» **WHAT YOU NEED TO DO**
Would you return the entries exactly, with every line intact?

[DATA SUPPLIED]

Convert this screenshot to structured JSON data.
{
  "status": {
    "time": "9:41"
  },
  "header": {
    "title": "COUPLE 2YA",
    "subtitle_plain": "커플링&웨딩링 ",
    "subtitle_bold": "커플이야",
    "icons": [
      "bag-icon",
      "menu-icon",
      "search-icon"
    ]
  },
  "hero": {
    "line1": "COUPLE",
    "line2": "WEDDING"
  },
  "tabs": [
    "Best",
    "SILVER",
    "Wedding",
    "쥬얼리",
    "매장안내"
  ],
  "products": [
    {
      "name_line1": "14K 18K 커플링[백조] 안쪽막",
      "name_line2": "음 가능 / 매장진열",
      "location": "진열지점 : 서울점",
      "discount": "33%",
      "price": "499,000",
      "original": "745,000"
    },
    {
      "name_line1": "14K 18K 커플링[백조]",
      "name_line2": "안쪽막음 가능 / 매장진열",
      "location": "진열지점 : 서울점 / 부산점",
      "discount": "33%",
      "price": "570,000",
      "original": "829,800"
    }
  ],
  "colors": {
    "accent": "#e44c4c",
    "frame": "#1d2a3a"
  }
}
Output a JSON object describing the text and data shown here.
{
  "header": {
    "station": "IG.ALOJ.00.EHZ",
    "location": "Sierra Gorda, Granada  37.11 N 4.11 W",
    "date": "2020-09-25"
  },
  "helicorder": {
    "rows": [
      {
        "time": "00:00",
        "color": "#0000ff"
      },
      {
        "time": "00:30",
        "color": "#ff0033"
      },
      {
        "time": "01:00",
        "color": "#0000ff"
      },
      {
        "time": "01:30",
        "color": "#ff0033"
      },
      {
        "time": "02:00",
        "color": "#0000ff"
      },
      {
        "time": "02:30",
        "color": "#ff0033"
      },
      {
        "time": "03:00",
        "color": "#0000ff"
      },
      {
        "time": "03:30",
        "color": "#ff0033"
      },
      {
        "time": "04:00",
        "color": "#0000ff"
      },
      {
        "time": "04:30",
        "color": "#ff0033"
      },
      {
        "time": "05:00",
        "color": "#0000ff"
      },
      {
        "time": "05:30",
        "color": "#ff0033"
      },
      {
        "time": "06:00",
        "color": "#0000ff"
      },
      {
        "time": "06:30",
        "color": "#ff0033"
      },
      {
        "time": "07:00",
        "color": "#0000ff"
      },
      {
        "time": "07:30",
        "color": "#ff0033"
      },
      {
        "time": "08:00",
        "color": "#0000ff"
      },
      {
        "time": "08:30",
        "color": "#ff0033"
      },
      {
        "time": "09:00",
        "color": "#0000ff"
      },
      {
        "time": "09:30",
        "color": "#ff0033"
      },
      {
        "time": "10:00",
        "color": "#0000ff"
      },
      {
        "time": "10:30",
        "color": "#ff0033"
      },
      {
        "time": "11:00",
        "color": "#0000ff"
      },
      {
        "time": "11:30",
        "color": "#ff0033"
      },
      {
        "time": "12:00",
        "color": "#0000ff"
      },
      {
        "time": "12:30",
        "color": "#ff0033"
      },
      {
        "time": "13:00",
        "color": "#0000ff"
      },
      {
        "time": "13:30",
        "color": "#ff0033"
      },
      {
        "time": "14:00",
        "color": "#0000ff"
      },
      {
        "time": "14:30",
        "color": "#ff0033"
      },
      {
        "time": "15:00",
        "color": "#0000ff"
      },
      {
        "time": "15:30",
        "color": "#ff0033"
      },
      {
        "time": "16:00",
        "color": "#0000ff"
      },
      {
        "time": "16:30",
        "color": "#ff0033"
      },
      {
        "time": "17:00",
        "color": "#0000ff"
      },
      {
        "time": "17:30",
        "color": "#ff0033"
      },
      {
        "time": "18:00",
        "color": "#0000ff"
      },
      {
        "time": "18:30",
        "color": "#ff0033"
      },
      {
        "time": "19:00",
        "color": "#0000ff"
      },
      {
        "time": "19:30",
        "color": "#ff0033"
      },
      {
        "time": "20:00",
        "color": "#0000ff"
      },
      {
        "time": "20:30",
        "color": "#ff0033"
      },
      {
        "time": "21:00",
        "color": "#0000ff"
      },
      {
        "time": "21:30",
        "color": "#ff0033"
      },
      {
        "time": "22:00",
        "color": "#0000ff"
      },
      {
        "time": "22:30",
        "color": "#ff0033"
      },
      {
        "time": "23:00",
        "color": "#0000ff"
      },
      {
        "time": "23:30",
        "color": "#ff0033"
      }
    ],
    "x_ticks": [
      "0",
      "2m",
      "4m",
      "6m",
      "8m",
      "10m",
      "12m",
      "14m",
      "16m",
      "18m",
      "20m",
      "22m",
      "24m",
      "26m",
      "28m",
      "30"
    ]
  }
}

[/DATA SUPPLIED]

» **SOLUTION TO THIS PROBLEM**
Convert this screenshot to structured JSON data.
{
  "status": {
    "time": "9:41"
  },
  "header": {
    "title": "COUPLE 2YA",
    "subtitle_plain": "커플링&웨딩링 ",
    "subtitle_bold": "커플이야",
    "icons": [
      "bag-icon",
      "menu-icon",
      "search-icon"
    ]
  },
  "hero": {
    "line1": "COUPLE",
    "line2": "WEDDING"
  },
  "tabs": [
    "Best",
    "SILVER",
    "Wedding",
    "쥬얼리",
    "매장안내"
  ],
  "products": [
    {
      "name_line1": "14K 18K 커플링[백조] 안쪽막",
      "name_line2": "음 가능 / 매장진열",
      "location": "진열지점 : 서울점",
      "discount": "33%",
      "price": "499,000",
      "original": "745,000"
    },
    {
      "name_line1": "14K 18K 커플링[백조]",
      "name_line2": "안쪽막음 가능 / 매장진열",
      "location": "진열지점 : 서울점 / 부산점",
      "discount": "33%",
      "price": "570,000",
      "original": "829,800"
    }
  ],
  "colors": {
    "accent": "#e44c4c",
    "frame": "#1d2a3a"
  }
}
Output a JSON object describing the text and data shown here.
{
  "header": {
    "station": "IG.ALOJ.00.EHZ",
    "location": "Sierra Gorda, Granada  37.11 N 4.11 W",
    "date": "2020-09-25"
  },
  "helicorder": {
    "rows": [
      {
        "time": "00:00",
        "color": "#0000ff"
      },
      {
        "time": "00:30",
        "color": "#ff0033"
      },
      {
        "time": "01:00",
        "color": "#0000ff"
      },
      {
        "time": "01:30",
        "color": "#ff0033"
      },
      {
        "time": "02:00",
        "color": "#0000ff"
      },
      {
        "time": "02:30",
        "color": "#ff0033"
      },
      {
        "time": "03:00",
        "color": "#0000ff"
      },
      {
        "time": "03:30",
        "color": "#ff0033"
      },
      {
        "time": "04:00",
        "color": "#0000ff"
      },
      {
        "time": "04:30",
        "color": "#ff0033"
      },
      {
        "time": "05:00",
        "color": "#0000ff"
      },
      {
        "time": "05:30",
        "color": "#ff0033"
      },
      {
        "time": "06:00",
        "color": "#0000ff"
      },
      {
        "time": "06:30",
        "color": "#ff0033"
      },
      {
        "time": "07:00",
        "color": "#0000ff"
      },
      {
        "time": "07:30",
        "color": "#ff0033"
      },
      {
        "time": "08:00",
        "color": "#0000ff"
      },
      {
        "time": "08:30",
        "color": "#ff0033"
      },
      {
        "time": "09:00",
        "color": "#0000ff"
      },
      {
        "time": "09:30",
        "color": "#ff0033"
      },
      {
        "time": "10:00",
        "color": "#0000ff"
      },
      {
        "time": "10:30",
        "color": "#ff0033"
      },
      {
        "time": "11:00",
        "color": "#0000ff"
      },
      {
        "time": "11:30",
        "color": "#ff0033"
      },
      {
        "time": "12:00",
        "color": "#0000ff"
      },
      {
        "time": "12:30",
        "color": "#ff0033"
      },
      {
        "time": "13:00",
        "color": "#0000ff"
      },
      {
        "time": "13:30",
        "color": "#ff0033"
      },
      {
        "time": "14:00",
        "color": "#0000ff"
      },
      {
        "time": "14:30",
        "color": "#ff0033"
      },
      {
        "time": "15:00",
        "color": "#0000ff"
      },
      {
        "time": "15:30",
        "color": "#ff0033"
      },
      {
        "time": "16:00",
        "color": "#0000ff"
      },
      {
        "time": "16:30",
        "color": "#ff0033"
      },
      {
        "time": "17:00",
        "color": "#0000ff"
      },
      {
        "time": "17:30",
        "color": "#ff0033"
      },
      {
        "time": "18:00",
        "color": "#0000ff"
      },
      {
        "time": "18:30",
        "color": "#ff0033"
      },
      {
        "time": "19:00",
        "color": "#0000ff"
      },
      {
        "time": "19:30",
        "color": "#ff0033"
      },
      {
        "time": "20:00",
        "color": "#0000ff"
      },
      {
        "time": "20:30",
        "color": "#ff0033"
      },
      {
        "time": "21:00",
        "color": "#0000ff"
      },
      {
        "time": "21:30",
        "color": "#ff0033"
      },
      {
        "time": "22:00",
        "color": "#0000ff"
      },
      {
        "time": "22:30",
        "color": "#ff0033"
      },
      {
        "time": "23:00",
        "color": "#0000ff"
      },
      {
        "time": "23:30",
        "color": "#ff0033"
      }
    ],
    "x_ticks": [
      "0",
      "2m",
      "4m",
      "6m",
      "8m",
      "10m",
      "12m",
      "14m",
      "16m",
      "18m",
      "20m",
      "22m",
      "24m",
      "26m",
      "28m",
      "30"
    ]
  }
}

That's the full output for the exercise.